WHAT YOU NEED TO DO> Say how many lines of the listing below hold the string "price", and say nothing else.

============

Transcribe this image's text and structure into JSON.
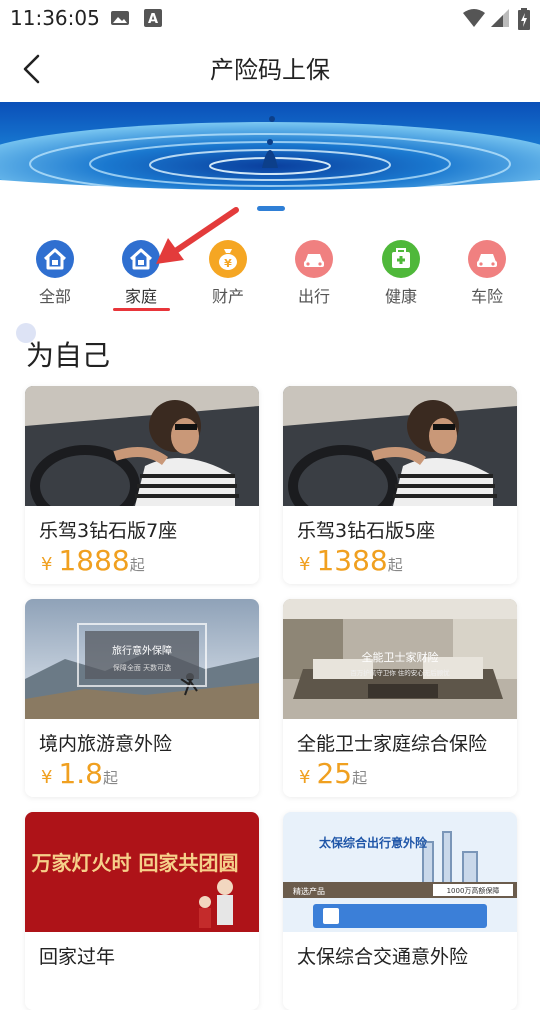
{
  "status": {
    "time": "11:36:05"
  },
  "header": {
    "title": "产险码上保"
  },
  "categories": [
    {
      "label": "全部",
      "color": "#2f6fd0",
      "icon": "home-icon"
    },
    {
      "label": "家庭",
      "color": "#2f6fd0",
      "icon": "home-icon"
    },
    {
      "label": "财产",
      "color": "#f5a623",
      "icon": "money-bag-icon"
    },
    {
      "label": "出行",
      "color": "#f08080",
      "icon": "car-icon"
    },
    {
      "label": "健康",
      "color": "#4fb83a",
      "icon": "medical-kit-icon"
    },
    {
      "label": "车险",
      "color": "#f08080",
      "icon": "car-icon"
    }
  ],
  "active_category": "家庭",
  "section": {
    "title": "为自己"
  },
  "products": [
    {
      "name": "乐驾3钻石版7座",
      "currency": "¥",
      "price": "1888",
      "suffix": "起"
    },
    {
      "name": "乐驾3钻石版5座",
      "currency": "¥",
      "price": "1388",
      "suffix": "起"
    },
    {
      "name": "境内旅游意外险",
      "currency": "¥",
      "price": "1.8",
      "suffix": "起",
      "image_text": [
        "旅行意外保障",
        "保障全面 天数可选"
      ]
    },
    {
      "name": "全能卫士家庭综合保险",
      "currency": "¥",
      "price": "25",
      "suffix": "起",
      "image_text": [
        "全能卫士家财险",
        "百万护航守卫你 住的安心无后顾忧"
      ]
    },
    {
      "name": "回家过年",
      "image_text": [
        "万家灯火时 回家共团圆"
      ]
    },
    {
      "name": "太保综合交通意外险",
      "image_text": [
        "太保综合出行意外险",
        "精选产品",
        "1000万高额保障"
      ]
    }
  ],
  "colors": {
    "accent": "#2f7fd6",
    "price": "#f0a020",
    "indicator": "#e8353a"
  }
}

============

TASK RESULT> 5